I am going to repeat a story I was told by the recipient. He gave me permission to do so. He was the president of every group in school. He earned all the honors, plus starring in tennis. He received a full scholarship to Yale and won a spot in the Wiffenpoofs, a very special singing group. In that group he was also honored with a special role.

For an extend period of time his family had almost no money. People gathered food and clothing for the family. One person gave him his first tennis racket (which became his vocation and the source of national honors). Nobody knew among the friends his age. I now realize that our clothing was being shared and it was "none of your business."  He was my close friend in school and still is a regular, joking on FB, where he told this story. 

This was a good case of "covering" as Luther says. The family was spared the shame of being so poor - and fortune changed for them eventually. My friend was thankful for all the help and the absence of shame. He said, "Remember how much I was helped and think of that when someone near you has a need." 

Now another person, the Santa above, is brought low by a fire that started in the business nextdoor. I am sure our classmates will pitch in and help. Our veteran friend could not sleep at night because of his lack of furniture and bedding, so we bought him a new bed and a complete set of bedding. It was so gratifying to see how much that helped.

Point of the Story
Jesus taught this story to His disciples so they would be encouraged to help the poor, which is the story behind Paul's gathering of money in 2 Corinthians 8 and 9, see Acts 16. 

The apostles were so occupied with taking care of the needy that they commissioned deacons (not bullies) to carry out more of this work. So the apostles took this strange parable to heart. That has continued to be the template for the Christian Church and for America.

Faith and salvation bring prosperity to people, because God blesses what we do and shows us how to use our resources wisely. We are always tempted to look down on someone in poverty and say, "But if only..." and that is true. People squander their money on liquor, tobacco, gambling, and drugs. Many live on the edge, working for little and often spending it foolishly.

If we denounce them for bad behavior, then we have no audience. They know it. They have heard it before. Many have lived better before this dark age of America. But if we share their burdens and help out where we can, that establishes trust and an audience for the Gospel. 

Luther turned against the Medieval fads of building glorious buildings which were seen as honoring God and the saints, while the poor were suffering and starving. It is funny how we have done the same, as Lutherans. One very rich man was quite a cad and doubtless felt guilty over it. So the LCMS, ELS, and WELS tapped his riches to pay for his guilt and praise him into heaven - literally. And what do they have to show for it? They are financially bereft. They have big empty buildings and nothing to show for it but a bunch of bronze plaques honoring the cad.

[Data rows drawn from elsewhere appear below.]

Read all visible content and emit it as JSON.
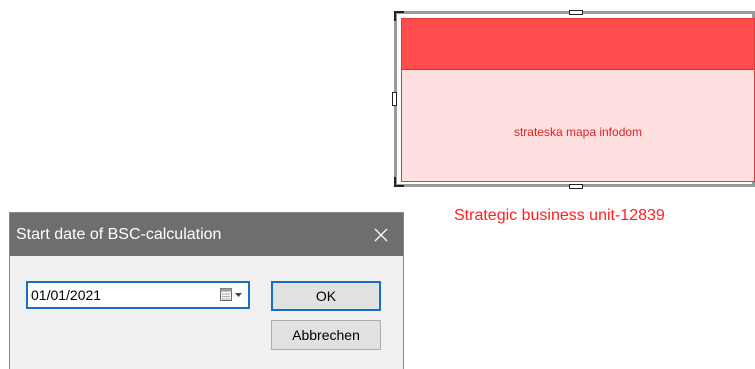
{
  "diagram": {
    "shape_label": "strateska mapa infodom",
    "caption": "Strategic business unit-12839",
    "colors": {
      "header": "#ff4c4c",
      "body": "#ffe0e0",
      "text": "#e02020",
      "caption": "#ff2020"
    }
  },
  "dialog": {
    "title": "Start date of BSC-calculation",
    "close_icon": "close-icon",
    "date_field": {
      "value": "01/01/2021",
      "icon": "calendar-dropdown-icon"
    },
    "ok_label": "OK",
    "cancel_label": "Abbrechen",
    "colors": {
      "titlebar": "#6e6e6e",
      "focus": "#1a6fc4"
    }
  }
}
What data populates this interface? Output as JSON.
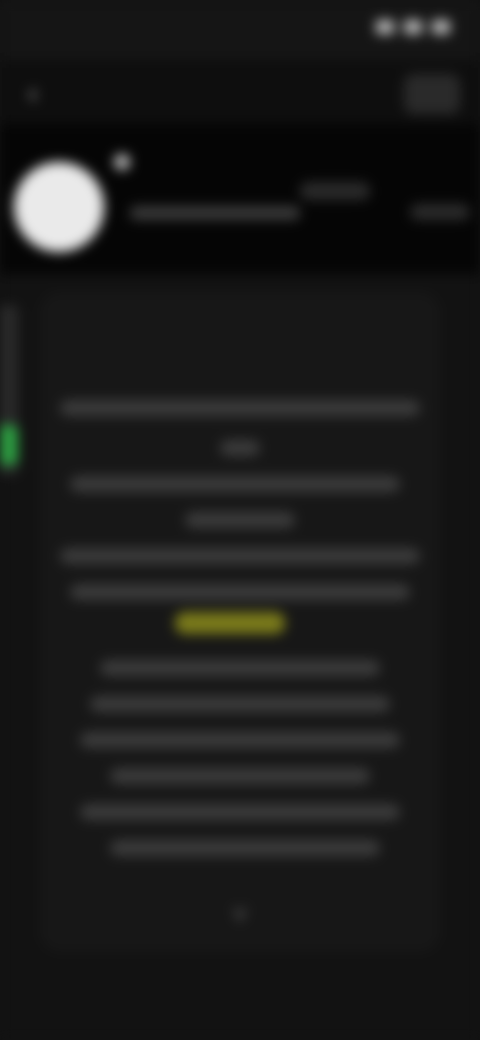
{
  "status_bar": {
    "time": "",
    "icons": [
      "wifi-icon",
      "signal-icon",
      "battery-icon"
    ]
  },
  "header": {
    "title": "",
    "back_icon": "back-arrow-icon",
    "action_icon": "menu-icon"
  },
  "profile": {
    "avatar": "avatar",
    "name": "",
    "subtitle": ""
  },
  "colors": {
    "background": "#121212",
    "card": "#171717",
    "accent_green": "#2ea043",
    "highlight_yellow": "#7a7a1a"
  }
}
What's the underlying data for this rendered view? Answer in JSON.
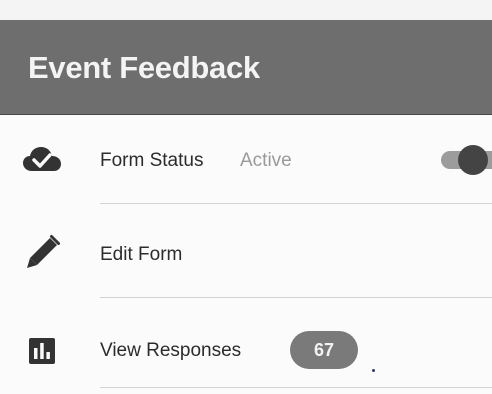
{
  "header": {
    "title": "Event Feedback"
  },
  "form_status": {
    "label": "Form Status",
    "status": "Active",
    "icon": "cloud-check-icon",
    "toggle_on": true
  },
  "edit_form": {
    "label": "Edit Form",
    "icon": "pencil-icon"
  },
  "view_responses": {
    "label": "View Responses",
    "icon": "bar-chart-icon",
    "count": "67"
  },
  "colors": {
    "header_bg": "#6e6e6e",
    "header_text": "#f4f4f4",
    "icon": "#333333",
    "badge_bg": "#7a7a7a"
  }
}
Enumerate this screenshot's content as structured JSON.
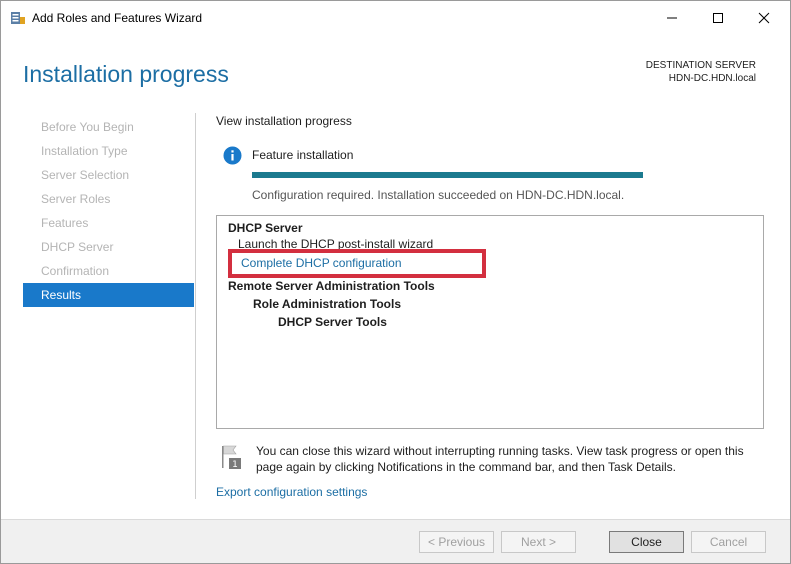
{
  "window": {
    "title": "Add Roles and Features Wizard"
  },
  "header": {
    "page_title": "Installation progress",
    "destination_label": "DESTINATION SERVER",
    "destination_server": "HDN-DC.HDN.local"
  },
  "sidebar": {
    "items": [
      {
        "label": "Before You Begin",
        "state": "disabled"
      },
      {
        "label": "Installation Type",
        "state": "disabled"
      },
      {
        "label": "Server Selection",
        "state": "disabled"
      },
      {
        "label": "Server Roles",
        "state": "disabled"
      },
      {
        "label": "Features",
        "state": "disabled"
      },
      {
        "label": "DHCP Server",
        "state": "disabled"
      },
      {
        "label": "Confirmation",
        "state": "disabled"
      },
      {
        "label": "Results",
        "state": "active"
      }
    ]
  },
  "content": {
    "view_label": "View installation progress",
    "feature_label": "Feature installation",
    "progress_percent": 100,
    "status_text": "Configuration required. Installation succeeded on HDN-DC.HDN.local.",
    "results": {
      "dhcp_server": "DHCP Server",
      "launch_text": "Launch the DHCP post-install wizard",
      "complete_link": "Complete DHCP configuration",
      "rsat": "Remote Server Administration Tools",
      "role_admin": "Role Administration Tools",
      "dhcp_tools": "DHCP Server Tools"
    },
    "note_text": "You can close this wizard without interrupting running tasks. View task progress or open this page again by clicking Notifications in the command bar, and then Task Details.",
    "export_link": "Export configuration settings"
  },
  "footer": {
    "previous": "< Previous",
    "next": "Next >",
    "close": "Close",
    "cancel": "Cancel"
  },
  "colors": {
    "accent": "#1979ca",
    "link": "#1c6ea4",
    "progress": "#1b7a8f",
    "highlight": "#d32f3f"
  },
  "icons": {
    "app": "server-manager-icon",
    "info": "info-icon",
    "flag": "notification-flag-icon"
  }
}
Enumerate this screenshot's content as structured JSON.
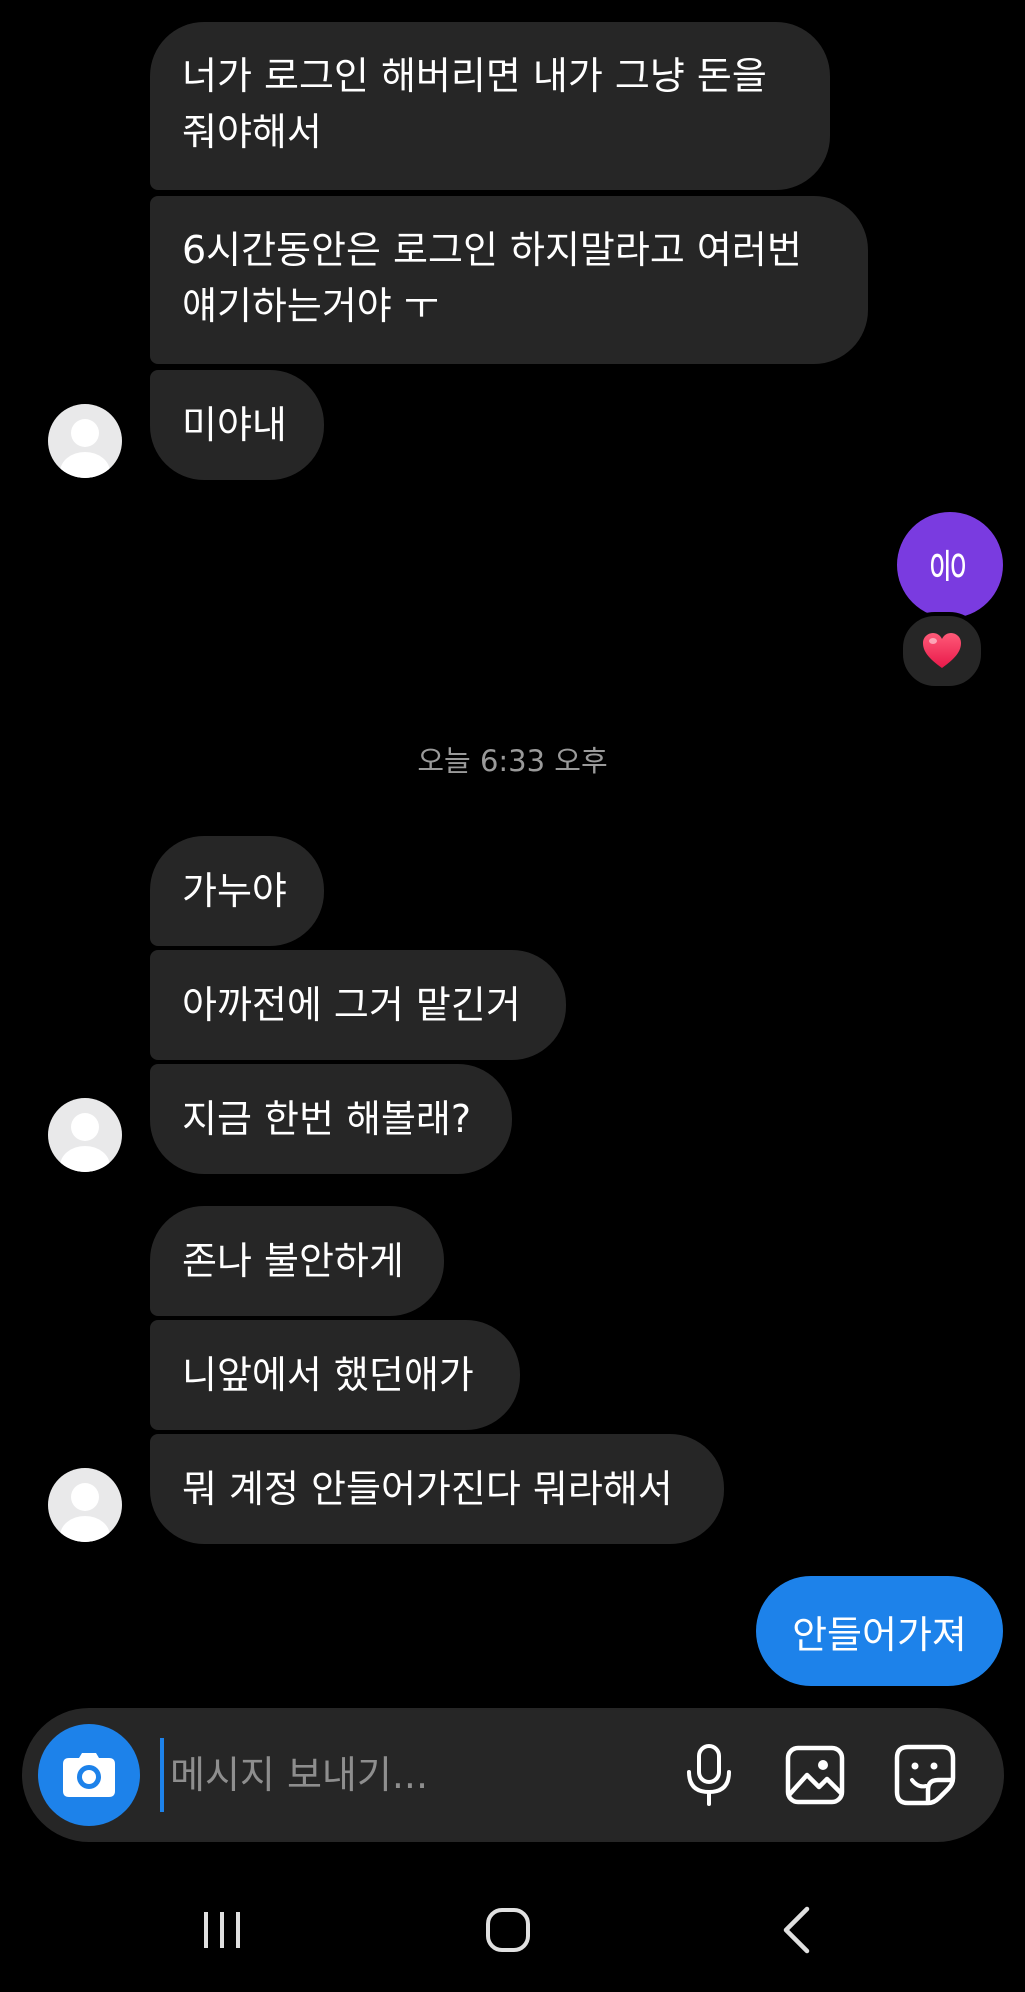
{
  "messages_top": {
    "msg1": "너가 로그인 해버리면 내가 그냥 돈을\n줘야해서",
    "msg2": "6시간동안은 로그인 하지말라고 여러번\n얘기하는거야 ㅜ",
    "msg3": "미야내"
  },
  "my_reply_circle": "응",
  "reaction_emoji": "❤️",
  "timestamp": "오늘 6:33 오후",
  "messages_group2": {
    "msg1": "가누야",
    "msg2": "아까전에 그거 맡긴거",
    "msg3": "지금 한번 해볼래?"
  },
  "messages_group3": {
    "msg1": "존나 불안하게",
    "msg2": "니앞에서 했던애가",
    "msg3": "뭐 계정 안들어가진다 뭐라해서"
  },
  "sent_message": "안들어가져",
  "composer": {
    "placeholder": "메시지 보내기...",
    "value": ""
  },
  "colors": {
    "background": "#000000",
    "received_bubble": "#262626",
    "sent_bubble": "#1d82ea",
    "purple_bubble": "#7a3be0",
    "timestamp_text": "#9a9a9a"
  },
  "icons": {
    "camera": "camera-icon",
    "microphone": "microphone-icon",
    "gallery": "gallery-icon",
    "sticker": "sticker-icon",
    "nav_recents": "recents-icon",
    "nav_home": "home-icon",
    "nav_back": "back-icon"
  }
}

I love the ending of this strange parable. Isn't it pleasant to think of the cheers upon entering heaven? After all, the Gospel is for the poor in spirit (those who need the comfort of the Gospel) and for the weak, the needy, the disfigured and disabled. The great, wise, and strong do not feel the need for the Gospel and only want the praise of denominational leaders.